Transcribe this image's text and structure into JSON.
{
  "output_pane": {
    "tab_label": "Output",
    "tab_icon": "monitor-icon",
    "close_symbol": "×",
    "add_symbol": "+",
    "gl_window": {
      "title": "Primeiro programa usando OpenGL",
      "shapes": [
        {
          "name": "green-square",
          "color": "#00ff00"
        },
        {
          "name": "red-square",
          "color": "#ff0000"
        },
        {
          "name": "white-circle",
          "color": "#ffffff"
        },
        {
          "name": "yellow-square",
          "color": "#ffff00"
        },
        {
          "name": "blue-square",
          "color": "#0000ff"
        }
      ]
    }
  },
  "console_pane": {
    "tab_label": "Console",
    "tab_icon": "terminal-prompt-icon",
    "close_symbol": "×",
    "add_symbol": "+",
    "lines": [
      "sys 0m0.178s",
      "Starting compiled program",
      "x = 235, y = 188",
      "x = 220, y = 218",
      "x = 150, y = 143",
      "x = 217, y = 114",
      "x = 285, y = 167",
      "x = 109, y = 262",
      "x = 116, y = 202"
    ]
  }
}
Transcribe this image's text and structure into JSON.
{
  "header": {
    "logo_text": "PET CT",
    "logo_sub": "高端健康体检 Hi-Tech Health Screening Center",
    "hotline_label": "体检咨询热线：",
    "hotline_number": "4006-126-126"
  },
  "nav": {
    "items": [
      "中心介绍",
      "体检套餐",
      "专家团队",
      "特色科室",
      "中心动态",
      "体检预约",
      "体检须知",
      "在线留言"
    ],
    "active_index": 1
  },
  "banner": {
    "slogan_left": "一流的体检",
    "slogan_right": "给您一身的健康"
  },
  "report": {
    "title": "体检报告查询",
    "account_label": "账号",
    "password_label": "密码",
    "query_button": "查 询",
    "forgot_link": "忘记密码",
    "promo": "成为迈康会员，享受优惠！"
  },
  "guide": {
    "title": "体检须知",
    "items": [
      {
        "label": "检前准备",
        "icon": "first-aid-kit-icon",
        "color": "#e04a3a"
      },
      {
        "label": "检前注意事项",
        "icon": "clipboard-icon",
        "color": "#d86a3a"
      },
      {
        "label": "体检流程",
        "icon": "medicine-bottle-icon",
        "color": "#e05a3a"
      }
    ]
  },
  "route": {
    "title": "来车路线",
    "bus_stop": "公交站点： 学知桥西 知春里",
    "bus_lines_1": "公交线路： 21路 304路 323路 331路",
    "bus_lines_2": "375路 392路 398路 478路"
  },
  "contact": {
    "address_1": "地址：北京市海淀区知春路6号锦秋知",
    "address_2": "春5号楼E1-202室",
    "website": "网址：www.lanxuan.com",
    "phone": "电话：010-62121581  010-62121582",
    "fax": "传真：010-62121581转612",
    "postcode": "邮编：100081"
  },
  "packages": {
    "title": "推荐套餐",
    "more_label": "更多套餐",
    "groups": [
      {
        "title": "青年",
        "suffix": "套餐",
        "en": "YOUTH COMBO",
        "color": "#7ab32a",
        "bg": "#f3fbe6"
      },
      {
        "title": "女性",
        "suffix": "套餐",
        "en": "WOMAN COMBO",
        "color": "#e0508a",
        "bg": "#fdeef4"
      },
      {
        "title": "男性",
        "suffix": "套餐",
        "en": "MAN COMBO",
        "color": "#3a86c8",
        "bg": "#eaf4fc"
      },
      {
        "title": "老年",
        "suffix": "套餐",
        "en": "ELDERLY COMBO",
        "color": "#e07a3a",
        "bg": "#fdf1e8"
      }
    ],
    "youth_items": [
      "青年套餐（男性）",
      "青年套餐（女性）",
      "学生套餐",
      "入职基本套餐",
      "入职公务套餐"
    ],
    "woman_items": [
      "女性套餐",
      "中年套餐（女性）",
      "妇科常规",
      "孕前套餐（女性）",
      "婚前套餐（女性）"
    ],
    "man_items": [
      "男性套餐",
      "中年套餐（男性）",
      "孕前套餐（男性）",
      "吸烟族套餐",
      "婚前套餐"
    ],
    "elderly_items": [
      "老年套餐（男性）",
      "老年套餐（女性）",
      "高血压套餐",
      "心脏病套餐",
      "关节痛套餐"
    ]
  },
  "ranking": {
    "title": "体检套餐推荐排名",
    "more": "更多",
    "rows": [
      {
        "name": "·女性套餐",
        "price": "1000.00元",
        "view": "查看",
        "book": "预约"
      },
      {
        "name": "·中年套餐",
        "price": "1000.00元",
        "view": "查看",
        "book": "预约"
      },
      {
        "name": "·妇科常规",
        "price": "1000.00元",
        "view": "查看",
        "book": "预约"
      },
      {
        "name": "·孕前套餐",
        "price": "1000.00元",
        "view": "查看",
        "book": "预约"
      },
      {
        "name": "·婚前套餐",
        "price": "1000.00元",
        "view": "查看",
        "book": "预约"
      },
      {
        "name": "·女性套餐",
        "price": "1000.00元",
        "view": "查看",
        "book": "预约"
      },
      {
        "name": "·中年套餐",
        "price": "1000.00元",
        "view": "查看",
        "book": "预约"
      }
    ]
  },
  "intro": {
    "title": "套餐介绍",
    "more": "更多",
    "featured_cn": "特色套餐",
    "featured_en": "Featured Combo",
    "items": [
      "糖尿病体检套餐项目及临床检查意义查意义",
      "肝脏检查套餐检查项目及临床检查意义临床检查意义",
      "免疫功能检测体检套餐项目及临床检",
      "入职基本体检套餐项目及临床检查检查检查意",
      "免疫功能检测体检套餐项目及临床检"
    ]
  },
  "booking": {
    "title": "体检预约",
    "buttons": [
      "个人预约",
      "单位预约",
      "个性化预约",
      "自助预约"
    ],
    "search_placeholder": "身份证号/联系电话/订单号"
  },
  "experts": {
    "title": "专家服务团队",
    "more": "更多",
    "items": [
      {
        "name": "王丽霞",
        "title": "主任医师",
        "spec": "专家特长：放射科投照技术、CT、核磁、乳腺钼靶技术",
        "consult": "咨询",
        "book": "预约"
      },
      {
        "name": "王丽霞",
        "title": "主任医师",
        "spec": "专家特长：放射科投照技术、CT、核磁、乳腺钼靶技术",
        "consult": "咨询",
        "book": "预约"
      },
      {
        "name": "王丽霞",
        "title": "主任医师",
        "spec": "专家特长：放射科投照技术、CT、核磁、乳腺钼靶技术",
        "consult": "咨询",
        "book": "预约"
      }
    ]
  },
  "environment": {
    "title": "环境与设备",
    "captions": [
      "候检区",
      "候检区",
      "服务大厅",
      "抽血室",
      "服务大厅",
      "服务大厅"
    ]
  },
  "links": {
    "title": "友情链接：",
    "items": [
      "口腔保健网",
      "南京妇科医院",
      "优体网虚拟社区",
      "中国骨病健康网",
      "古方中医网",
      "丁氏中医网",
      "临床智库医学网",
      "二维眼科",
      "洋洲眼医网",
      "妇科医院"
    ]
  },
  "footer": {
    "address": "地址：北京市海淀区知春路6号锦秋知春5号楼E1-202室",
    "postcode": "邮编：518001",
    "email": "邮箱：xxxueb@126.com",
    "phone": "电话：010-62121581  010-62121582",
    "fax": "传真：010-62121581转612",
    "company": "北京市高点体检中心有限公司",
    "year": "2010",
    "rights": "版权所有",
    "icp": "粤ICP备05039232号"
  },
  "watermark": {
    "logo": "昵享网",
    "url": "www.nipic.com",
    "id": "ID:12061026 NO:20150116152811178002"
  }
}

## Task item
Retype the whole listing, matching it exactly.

## Answer box
Transcribe this image's text and structure into JSON.
{
  "output_pane": {
    "tab_label": "Output",
    "tab_icon": "monitor-icon",
    "close_symbol": "×",
    "add_symbol": "+",
    "gl_window": {
      "title": "Primeiro programa usando OpenGL",
      "shapes": [
        {
          "name": "green-square",
          "color": "#00ff00"
        },
        {
          "name": "red-square",
          "color": "#ff0000"
        },
        {
          "name": "white-circle",
          "color": "#ffffff"
        },
        {
          "name": "yellow-square",
          "color": "#ffff00"
        },
        {
          "name": "blue-square",
          "color": "#0000ff"
        }
      ]
    }
  },
  "console_pane": {
    "tab_label": "Console",
    "tab_icon": "terminal-prompt-icon",
    "close_symbol": "×",
    "add_symbol": "+",
    "lines": [
      "sys 0m0.178s",
      "Starting compiled program",
      "x = 235, y = 188",
      "x = 220, y = 218",
      "x = 150, y = 143",
      "x = 217, y = 114",
      "x = 285, y = 167",
      "x = 109, y = 262",
      "x = 116, y = 202"
    ]
  }
}
Transcribe this image's text and structure into JSON.
{
  "header": {
    "logo_text": "PET CT",
    "logo_sub": "高端健康体检 Hi-Tech Health Screening Center",
    "hotline_label": "体检咨询热线：",
    "hotline_number": "4006-126-126"
  },
  "nav": {
    "items": [
      "中心介绍",
      "体检套餐",
      "专家团队",
      "特色科室",
      "中心动态",
      "体检预约",
      "体检须知",
      "在线留言"
    ],
    "active_index": 1
  },
  "banner": {
    "slogan_left": "一流的体检",
    "slogan_right": "给您一身的健康"
  },
  "report": {
    "title": "体检报告查询",
    "account_label": "账号",
    "password_label": "密码",
    "query_button": "查 询",
    "forgot_link": "忘记密码",
    "promo": "成为迈康会员，享受优惠！"
  },
  "guide": {
    "title": "体检须知",
    "items": [
      {
        "label": "检前准备",
        "icon": "first-aid-kit-icon",
        "color": "#e04a3a"
      },
      {
        "label": "检前注意事项",
        "icon": "clipboard-icon",
        "color": "#d86a3a"
      },
      {
        "label": "体检流程",
        "icon": "medicine-bottle-icon",
        "color": "#e05a3a"
      }
    ]
  },
  "route": {
    "title": "来车路线",
    "bus_stop": "公交站点： 学知桥西 知春里",
    "bus_lines_1": "公交线路： 21路 304路 323路 331路",
    "bus_lines_2": "375路 392路 398路 478路"
  },
  "contact": {
    "address_1": "地址：北京市海淀区知春路6号锦秋知",
    "address_2": "春5号楼E1-202室",
    "website": "网址：www.lanxuan.com",
    "phone": "电话：010-62121581  010-62121582",
    "fax": "传真：010-62121581转612",
    "postcode": "邮编：100081"
  },
  "packages": {
    "title": "推荐套餐",
    "more_label": "更多套餐",
    "groups": [
      {
        "title": "青年",
        "suffix": "套餐",
        "en": "YOUTH COMBO",
        "color": "#7ab32a",
        "bg": "#f3fbe6"
      },
      {
        "title": "女性",
        "suffix": "套餐",
        "en": "WOMAN COMBO",
        "color": "#e0508a",
        "bg": "#fdeef4"
      },
      {
        "title": "男性",
        "suffix": "套餐",
        "en": "MAN COMBO",
        "color": "#3a86c8",
        "bg": "#eaf4fc"
      },
      {
        "title": "老年",
        "suffix": "套餐",
        "en": "ELDERLY COMBO",
        "color": "#e07a3a",
        "bg": "#fdf1e8"
      }
    ],
    "youth_items": [
      "青年套餐（男性）",
      "青年套餐（女性）",
      "学生套餐",
      "入职基本套餐",
      "入职公务套餐"
    ],
    "woman_items": [
      "女性套餐",
      "中年套餐（女性）",
      "妇科常规",
      "孕前套餐（女性）",
      "婚前套餐（女性）"
    ],
    "man_items": [
      "男性套餐",
      "中年套餐（男性）",
      "孕前套餐（男性）",
      "吸烟族套餐",
      "婚前套餐"
    ],
    "elderly_items": [
      "老年套餐（男性）",
      "老年套餐（女性）",
      "高血压套餐",
      "心脏病套餐",
      "关节痛套餐"
    ]
  },
  "ranking": {
    "title": "体检套餐推荐排名",
    "more": "更多",
    "rows": [
      {
        "name": "·女性套餐",
        "price": "1000.00元",
        "view": "查看",
        "book": "预约"
      },
      {
        "name": "·中年套餐",
        "price": "1000.00元",
        "view": "查看",
        "book": "预约"
      },
      {
        "name": "·妇科常规",
        "price": "1000.00元",
        "view": "查看",
        "book": "预约"
      },
      {
        "name": "·孕前套餐",
        "price": "1000.00元",
        "view": "查看",
        "book": "预约"
      },
      {
        "name": "·婚前套餐",
        "price": "1000.00元",
        "view": "查看",
        "book": "预约"
      },
      {
        "name": "·女性套餐",
        "price": "1000.00元",
        "view": "查看",
        "book": "预约"
      },
      {
        "name": "·中年套餐",
        "price": "1000.00元",
        "view": "查看",
        "book": "预约"
      }
    ]
  },
  "intro": {
    "title": "套餐介绍",
    "more": "更多",
    "featured_cn": "特色套餐",
    "featured_en": "Featured Combo",
    "items": [
      "糖尿病体检套餐项目及临床检查意义查意义",
      "肝脏检查套餐检查项目及临床检查意义临床检查意义",
      "免疫功能检测体检套餐项目及临床检",
      "入职基本体检套餐项目及临床检查检查检查意",
      "免疫功能检测体检套餐项目及临床检"
    ]
  },
  "booking": {
    "title": "体检预约",
    "buttons": [
      "个人预约",
      "单位预约",
      "个性化预约",
      "自助预约"
    ],
    "search_placeholder": "身份证号/联系电话/订单号"
  },
  "experts": {
    "title": "专家服务团队",
    "more": "更多",
    "items": [
      {
        "name": "王丽霞",
        "title": "主任医师",
        "spec": "专家特长：放射科投照技术、CT、核磁、乳腺钼靶技术",
        "consult": "咨询",
        "book": "预约"
      },
      {
        "name": "王丽霞",
        "title": "主任医师",
        "spec": "专家特长：放射科投照技术、CT、核磁、乳腺钼靶技术",
        "consult": "咨询",
        "book": "预约"
      },
      {
        "name": "王丽霞",
        "title": "主任医师",
        "spec": "专家特长：放射科投照技术、CT、核磁、乳腺钼靶技术",
        "consult": "咨询",
        "book": "预约"
      }
    ]
  },
  "environment": {
    "title": "环境与设备",
    "captions": [
      "候检区",
      "候检区",
      "服务大厅",
      "抽血室",
      "服务大厅",
      "服务大厅"
    ]
  },
  "links": {
    "title": "友情链接：",
    "items": [
      "口腔保健网",
      "南京妇科医院",
      "优体网虚拟社区",
      "中国骨病健康网",
      "古方中医网",
      "丁氏中医网",
      "临床智库医学网",
      "二维眼科",
      "洋洲眼医网",
      "妇科医院"
    ]
  },
  "footer": {
    "address": "地址：北京市海淀区知春路6号锦秋知春5号楼E1-202室",
    "postcode": "邮编：518001",
    "email": "邮箱：xxxueb@126.com",
    "phone": "电话：010-62121581  010-62121582",
    "fax": "传真：010-62121581转612",
    "company": "北京市高点体检中心有限公司",
    "year": "2010",
    "rights": "版权所有",
    "icp": "粤ICP备05039232号"
  },
  "watermark": {
    "logo": "昵享网",
    "url": "www.nipic.com",
    "id": "ID:12061026 NO:20150116152811178002"
  }
}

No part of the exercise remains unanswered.